Vectorform: Quietly Developing Software for Some of the World’s Largest Brands

(Page 2 of 2)

Vectorform a vendor for Microsoft, but the company is known for consuming Microsoft’s new technology.

“As soon as they release new projects, we really pick up the platf0rm and run with it,” Steckling says. “They’ll come up with new technology and need demos, something to show to companies signing enterprise agreements. They like our work and have introduced us to a lot of our enterprise clients.” Most recently, Vectorform developed the very popular Toolbox along with Notes and Stopwatch for Windows 8.

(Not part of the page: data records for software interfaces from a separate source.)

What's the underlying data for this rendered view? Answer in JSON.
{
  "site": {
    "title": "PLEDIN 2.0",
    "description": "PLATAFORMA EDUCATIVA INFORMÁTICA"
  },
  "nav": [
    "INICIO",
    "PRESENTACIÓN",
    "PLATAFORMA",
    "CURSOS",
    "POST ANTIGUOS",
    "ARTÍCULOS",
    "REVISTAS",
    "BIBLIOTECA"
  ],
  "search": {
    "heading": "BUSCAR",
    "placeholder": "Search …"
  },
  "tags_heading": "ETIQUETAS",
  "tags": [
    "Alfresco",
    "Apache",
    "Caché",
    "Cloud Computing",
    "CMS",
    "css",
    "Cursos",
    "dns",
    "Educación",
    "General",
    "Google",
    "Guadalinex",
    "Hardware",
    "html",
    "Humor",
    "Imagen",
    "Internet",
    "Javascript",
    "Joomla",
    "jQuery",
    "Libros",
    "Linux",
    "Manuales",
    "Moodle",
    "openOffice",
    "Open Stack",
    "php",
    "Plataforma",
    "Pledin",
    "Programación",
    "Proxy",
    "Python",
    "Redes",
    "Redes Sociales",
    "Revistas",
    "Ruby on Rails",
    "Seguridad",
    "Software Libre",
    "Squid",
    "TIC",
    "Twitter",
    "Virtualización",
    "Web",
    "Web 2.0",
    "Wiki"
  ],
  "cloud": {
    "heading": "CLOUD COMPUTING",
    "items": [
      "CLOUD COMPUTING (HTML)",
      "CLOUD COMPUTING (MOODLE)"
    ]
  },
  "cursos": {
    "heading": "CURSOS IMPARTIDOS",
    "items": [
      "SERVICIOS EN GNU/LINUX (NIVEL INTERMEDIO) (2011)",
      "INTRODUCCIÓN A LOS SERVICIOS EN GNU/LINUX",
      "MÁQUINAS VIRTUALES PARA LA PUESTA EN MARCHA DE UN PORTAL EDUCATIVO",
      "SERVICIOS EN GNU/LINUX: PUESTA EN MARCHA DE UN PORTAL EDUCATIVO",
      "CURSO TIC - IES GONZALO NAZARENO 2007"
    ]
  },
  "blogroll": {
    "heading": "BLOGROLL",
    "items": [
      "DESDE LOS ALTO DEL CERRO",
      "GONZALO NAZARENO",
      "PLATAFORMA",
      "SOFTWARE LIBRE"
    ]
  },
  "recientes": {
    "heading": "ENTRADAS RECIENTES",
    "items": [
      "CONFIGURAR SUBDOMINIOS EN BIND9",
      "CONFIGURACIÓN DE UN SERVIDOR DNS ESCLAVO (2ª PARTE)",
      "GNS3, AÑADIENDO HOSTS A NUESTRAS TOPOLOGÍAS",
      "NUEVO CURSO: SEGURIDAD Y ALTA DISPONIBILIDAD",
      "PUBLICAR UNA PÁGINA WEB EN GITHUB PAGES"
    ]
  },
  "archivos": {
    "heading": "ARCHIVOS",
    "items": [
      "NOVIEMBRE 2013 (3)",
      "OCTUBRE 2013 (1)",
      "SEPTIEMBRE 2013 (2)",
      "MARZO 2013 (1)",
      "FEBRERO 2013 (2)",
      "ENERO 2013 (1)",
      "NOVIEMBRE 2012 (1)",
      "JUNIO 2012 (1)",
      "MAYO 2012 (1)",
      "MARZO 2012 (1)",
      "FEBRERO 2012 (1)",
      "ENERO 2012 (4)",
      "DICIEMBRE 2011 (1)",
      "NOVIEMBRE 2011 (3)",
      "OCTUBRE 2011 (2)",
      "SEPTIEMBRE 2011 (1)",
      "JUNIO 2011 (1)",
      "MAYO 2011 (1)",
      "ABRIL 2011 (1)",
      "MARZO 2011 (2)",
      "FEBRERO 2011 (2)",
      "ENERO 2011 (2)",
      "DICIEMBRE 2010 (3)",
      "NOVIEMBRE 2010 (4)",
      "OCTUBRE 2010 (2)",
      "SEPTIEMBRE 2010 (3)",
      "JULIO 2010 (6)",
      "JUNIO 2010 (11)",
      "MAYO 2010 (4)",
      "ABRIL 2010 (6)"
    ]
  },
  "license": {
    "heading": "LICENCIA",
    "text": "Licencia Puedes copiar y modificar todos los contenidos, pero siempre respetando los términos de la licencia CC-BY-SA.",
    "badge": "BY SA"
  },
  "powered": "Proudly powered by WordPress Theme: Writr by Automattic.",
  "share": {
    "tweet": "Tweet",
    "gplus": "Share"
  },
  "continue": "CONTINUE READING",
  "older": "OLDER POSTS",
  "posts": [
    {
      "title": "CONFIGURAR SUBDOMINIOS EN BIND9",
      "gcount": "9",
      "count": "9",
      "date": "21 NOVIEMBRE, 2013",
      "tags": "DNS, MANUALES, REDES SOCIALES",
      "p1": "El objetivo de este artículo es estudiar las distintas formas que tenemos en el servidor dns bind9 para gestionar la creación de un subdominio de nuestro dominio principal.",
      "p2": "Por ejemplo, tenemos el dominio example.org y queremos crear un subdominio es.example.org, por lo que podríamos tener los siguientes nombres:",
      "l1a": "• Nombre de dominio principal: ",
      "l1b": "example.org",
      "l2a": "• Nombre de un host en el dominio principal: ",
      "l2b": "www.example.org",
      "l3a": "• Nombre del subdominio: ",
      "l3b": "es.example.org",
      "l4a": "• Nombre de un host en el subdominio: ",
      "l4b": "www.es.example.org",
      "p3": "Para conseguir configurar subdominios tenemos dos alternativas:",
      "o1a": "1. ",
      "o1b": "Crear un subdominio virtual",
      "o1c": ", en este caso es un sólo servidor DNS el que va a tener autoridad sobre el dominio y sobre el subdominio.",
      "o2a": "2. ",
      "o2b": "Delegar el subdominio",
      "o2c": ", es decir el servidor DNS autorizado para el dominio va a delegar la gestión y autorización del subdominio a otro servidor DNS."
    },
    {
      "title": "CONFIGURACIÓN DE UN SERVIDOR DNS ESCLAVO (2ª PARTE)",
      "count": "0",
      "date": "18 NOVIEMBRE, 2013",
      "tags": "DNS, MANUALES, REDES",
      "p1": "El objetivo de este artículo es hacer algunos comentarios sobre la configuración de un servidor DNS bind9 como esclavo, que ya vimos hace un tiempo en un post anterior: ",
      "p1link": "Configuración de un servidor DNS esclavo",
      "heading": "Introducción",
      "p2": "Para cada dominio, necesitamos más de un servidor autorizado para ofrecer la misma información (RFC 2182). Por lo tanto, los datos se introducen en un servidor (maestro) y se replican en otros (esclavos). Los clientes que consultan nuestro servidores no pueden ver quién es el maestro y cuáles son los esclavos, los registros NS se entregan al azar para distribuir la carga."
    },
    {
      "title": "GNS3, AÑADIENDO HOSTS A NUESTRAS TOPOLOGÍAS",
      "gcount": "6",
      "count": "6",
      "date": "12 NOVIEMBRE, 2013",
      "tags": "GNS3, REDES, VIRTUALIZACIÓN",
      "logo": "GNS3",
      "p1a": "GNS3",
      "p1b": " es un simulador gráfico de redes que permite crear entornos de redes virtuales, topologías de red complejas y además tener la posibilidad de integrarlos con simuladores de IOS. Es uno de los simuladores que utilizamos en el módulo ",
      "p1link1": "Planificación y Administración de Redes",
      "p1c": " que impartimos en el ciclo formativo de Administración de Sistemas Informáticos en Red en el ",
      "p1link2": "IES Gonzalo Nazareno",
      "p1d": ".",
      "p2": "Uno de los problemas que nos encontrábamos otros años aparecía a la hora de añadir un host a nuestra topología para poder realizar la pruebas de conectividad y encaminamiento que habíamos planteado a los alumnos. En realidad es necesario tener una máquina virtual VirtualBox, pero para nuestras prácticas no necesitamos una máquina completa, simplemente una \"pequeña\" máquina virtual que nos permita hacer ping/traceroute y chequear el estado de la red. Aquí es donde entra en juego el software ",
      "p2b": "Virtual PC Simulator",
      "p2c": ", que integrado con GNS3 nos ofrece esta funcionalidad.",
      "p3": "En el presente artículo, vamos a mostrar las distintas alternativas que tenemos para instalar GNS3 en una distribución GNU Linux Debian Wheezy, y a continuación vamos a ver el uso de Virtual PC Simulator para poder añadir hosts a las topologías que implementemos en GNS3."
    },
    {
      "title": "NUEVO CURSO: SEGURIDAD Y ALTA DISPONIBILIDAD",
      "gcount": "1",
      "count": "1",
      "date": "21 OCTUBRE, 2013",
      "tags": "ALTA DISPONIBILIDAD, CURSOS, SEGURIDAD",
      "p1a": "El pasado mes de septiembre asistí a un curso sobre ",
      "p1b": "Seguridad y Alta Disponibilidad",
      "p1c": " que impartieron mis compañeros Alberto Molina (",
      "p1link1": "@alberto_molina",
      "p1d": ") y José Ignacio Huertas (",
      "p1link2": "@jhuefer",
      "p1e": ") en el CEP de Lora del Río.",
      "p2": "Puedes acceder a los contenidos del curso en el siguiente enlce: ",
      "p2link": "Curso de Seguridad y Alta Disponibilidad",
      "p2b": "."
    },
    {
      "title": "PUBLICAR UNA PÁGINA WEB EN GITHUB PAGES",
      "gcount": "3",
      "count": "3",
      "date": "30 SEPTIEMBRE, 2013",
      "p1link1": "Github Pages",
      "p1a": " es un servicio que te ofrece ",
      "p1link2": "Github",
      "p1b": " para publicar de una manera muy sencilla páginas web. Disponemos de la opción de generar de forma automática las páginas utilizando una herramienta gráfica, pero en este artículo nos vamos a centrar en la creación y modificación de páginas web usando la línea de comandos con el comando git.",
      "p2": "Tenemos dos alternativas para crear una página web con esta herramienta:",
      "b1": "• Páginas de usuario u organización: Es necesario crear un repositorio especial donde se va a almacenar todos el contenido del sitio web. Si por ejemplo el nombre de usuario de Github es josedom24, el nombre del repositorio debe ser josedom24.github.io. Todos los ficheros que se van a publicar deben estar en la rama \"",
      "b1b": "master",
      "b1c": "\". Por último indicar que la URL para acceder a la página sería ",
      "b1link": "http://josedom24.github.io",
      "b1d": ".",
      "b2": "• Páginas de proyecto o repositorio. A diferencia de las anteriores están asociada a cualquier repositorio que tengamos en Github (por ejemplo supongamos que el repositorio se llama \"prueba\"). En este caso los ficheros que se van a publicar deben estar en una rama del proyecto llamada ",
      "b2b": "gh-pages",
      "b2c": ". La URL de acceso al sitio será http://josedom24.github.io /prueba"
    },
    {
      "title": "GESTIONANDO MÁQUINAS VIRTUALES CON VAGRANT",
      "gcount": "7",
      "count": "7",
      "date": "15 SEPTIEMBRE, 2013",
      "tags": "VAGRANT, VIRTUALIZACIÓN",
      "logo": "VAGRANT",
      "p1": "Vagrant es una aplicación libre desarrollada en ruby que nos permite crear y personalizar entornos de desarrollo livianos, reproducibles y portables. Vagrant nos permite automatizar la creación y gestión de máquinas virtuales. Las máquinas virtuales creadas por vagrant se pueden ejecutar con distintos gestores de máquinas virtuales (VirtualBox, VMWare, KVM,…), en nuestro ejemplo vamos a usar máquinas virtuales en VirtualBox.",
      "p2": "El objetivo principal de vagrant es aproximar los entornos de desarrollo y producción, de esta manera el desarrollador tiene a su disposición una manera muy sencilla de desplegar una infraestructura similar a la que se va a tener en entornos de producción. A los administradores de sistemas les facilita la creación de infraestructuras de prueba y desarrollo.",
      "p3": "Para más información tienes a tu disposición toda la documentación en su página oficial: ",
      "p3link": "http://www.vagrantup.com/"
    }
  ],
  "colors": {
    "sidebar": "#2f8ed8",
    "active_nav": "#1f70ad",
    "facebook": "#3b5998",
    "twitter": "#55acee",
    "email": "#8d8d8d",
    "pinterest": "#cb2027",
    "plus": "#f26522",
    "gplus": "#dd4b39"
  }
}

Vectorform originally set up its office in India to take advantage of the IT labor pool. But, Steckling admits, the company soon discovered that the time zone differences, cultural differences, and tight deadlines didn’t always make it a great fit. While there, Vectorform officials noticed that the market for the kinds of products they make was “insane,” so they decided to try and sell them in India. The plan was a success. Vectorform has, not surprisingly, done a lot of work for Microsoft India and it created an interactive kiosk that is in every Mercedes dealership in the country.

Steckling says a lot of Vectorform’s work in India lately has been tied to the real estate boom and the desire for a high-end touch screen directory to be in every high-rise lobby. Vectorform is also in the middle of designing a fountain in Mumbai that plays different notes as people touch different beams of water. “In many ways, India is more innovative,” Steckling points out. “Here, things have to be ready for prime time before customers want to see it. There, everything is a little more casual. If it’s not quite perfect but innovative, people will tolerate it.”

As for what’s in store for the future of Vectorform, Steckling says he plans to listen to his employees and directors and keep an eye out for whatever new technology appears on the horizon. “We view technology as a tool that works to improve clients’ businesses in an unlimited number of ways, adding value and improving products” he adds. “We’ll continue to expand, and we’ll do more physical devices and computing.”

Single PageCurrently on Page: 1 2 previous page

Sarah Schmid Stevenson is the editor of Xconomy Detroit/Ann Arbor. You can reach her at 313-570-9823 or Follow @XconomyDET_AA

Trending on Xconomy